Sideboard Table


Mahogany, southern yellow pine

38 1/4 × 44 3/8 × 25 1/8 in. (97.2 × 112.7 × 63.8 cm)
Mabel Brady Garvan Collection
This table is in the architectural, rectilinear manner that became popular in America during the later 1760s and 1770s. It is only finished on three sides and was intended to stand against a wall, as opposed to being moved from the walls into the room for various activities, like most tables and chairs of the period. The straight molded legs and the frieze-like frame with fluted decoration contribute to its architectural aspect.
Probably made in Annapolis, Maryland
On view
18th century

Acting as Garvan's agent, A.W. Clarke purchased this table on May 20, 1925, at the sale of the contents of the Hammond-Harwood House in Annapolis (Clarke to Garvan, May 20, 1924 [sic], Clarke correspondence, FPG-AAA). The house had been built in 1774 for Matthias Hammond, whose nephew Philip Hammond acquired it in 1776 and sold it in 1810 to Ninian Pinkney. One year later, Jeremiah Townley Chase purchased the house as a wedding gift for his daughter Frances, who married Richard Loockerman.
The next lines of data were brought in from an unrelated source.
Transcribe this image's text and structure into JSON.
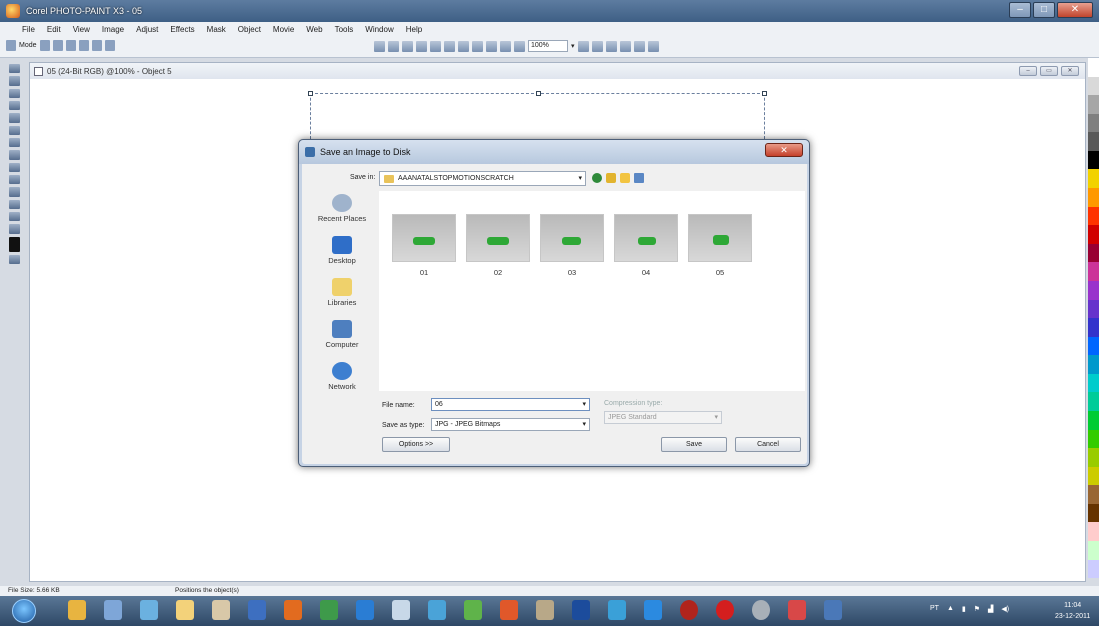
{
  "app": {
    "title": "Corel PHOTO-PAINT X3 - 05"
  },
  "menu": [
    "File",
    "Edit",
    "View",
    "Image",
    "Adjust",
    "Effects",
    "Mask",
    "Object",
    "Movie",
    "Web",
    "Tools",
    "Window",
    "Help"
  ],
  "toolbar": {
    "mode_label": "Mode",
    "zoom": "100%"
  },
  "document": {
    "title": "05 (24-Bit RGB) @100% - Object 5"
  },
  "dialog": {
    "title": "Save an Image to Disk",
    "save_in_label": "Save in:",
    "save_in_value": "AAANATALSTOPMOTIONSCRATCH",
    "places": [
      "Recent Places",
      "Desktop",
      "Libraries",
      "Computer",
      "Network"
    ],
    "files": [
      "01",
      "02",
      "03",
      "04",
      "05"
    ],
    "file_name_label": "File name:",
    "file_name_value": "06",
    "save_type_label": "Save as type:",
    "save_type_value": "JPG - JPEG Bitmaps",
    "compression_label": "Compression type:",
    "compression_value": "JPEG Standard",
    "options_button": "Options >>",
    "save_button": "Save",
    "cancel_button": "Cancel"
  },
  "status": {
    "file_size": "File Size: 5.66 KB",
    "hint": "Positions the object(s)"
  },
  "taskbar": {
    "lang": "PT",
    "time": "11:04",
    "date": "23-12-2011"
  },
  "colors": {
    "titlebar": "#3e5f85",
    "dialog_frame": "#c6d3e5",
    "taskbar": "#2e4866",
    "accent": "#2ea836"
  }
}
It was inherited by their daughter Hester Ann, who married William Harwood in 1874. Their youngest daughter, Hester Ann Harwood, never married and lived in the house until her death in 1924. Since Miss Harwood's family did not acquire the house until 1811, the traditional identification of this table as the original sideboard from the dining room is unlikely (Elder 1968, p. 51.) Gift in 1930 to Yale University Art Gallery, New Haven, Conn.
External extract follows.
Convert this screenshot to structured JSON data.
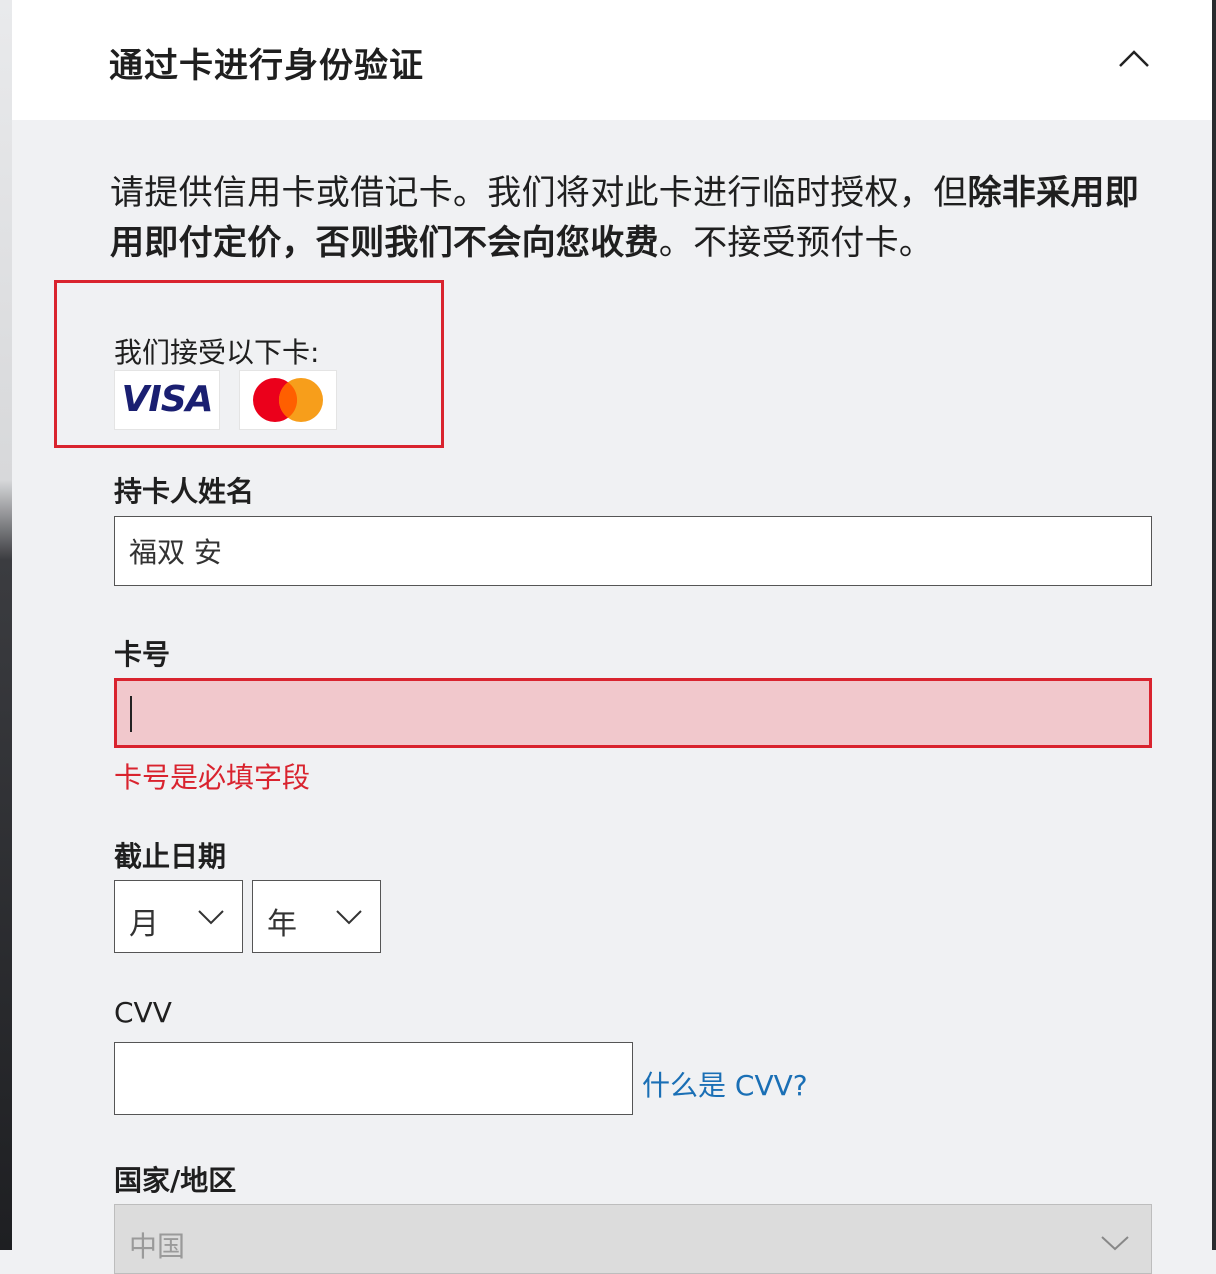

Edgar G. Miller, American Antique Furniture: A Book for Amateurs, 2 vols. (Baltimore: Lord Baltimore Press, 1937), vol. 2, pp. 753–54, no. 1429.

Deering Davis, Annapolis Houses, 1700–1775 (New York: Architectural Book Publishing, 1947), 58, 61.

William Voss Elder, Maryland Queen Anne and Chippendale Furniture of the Eighteenth Century, exh. cat. (Baltimore: October House, 1968), 51, no. 34.

David L. Barquist, Elisabeth Donaghy Garrett, and Gerald W. R. Ward, American Tables and Looking Glasses in the Mabel Brady Garvan and Other Collections at Yale University (New Haven, Conn.: Yale University Art Gallery, 1992), 16, 80–82, no. 11, ill.

Note: This electronic record was created from historic documentation that does not necessarily reflect the Yale University Art Gallery’s complete or current knowledge about the object. Review and updating of such records is ongoing.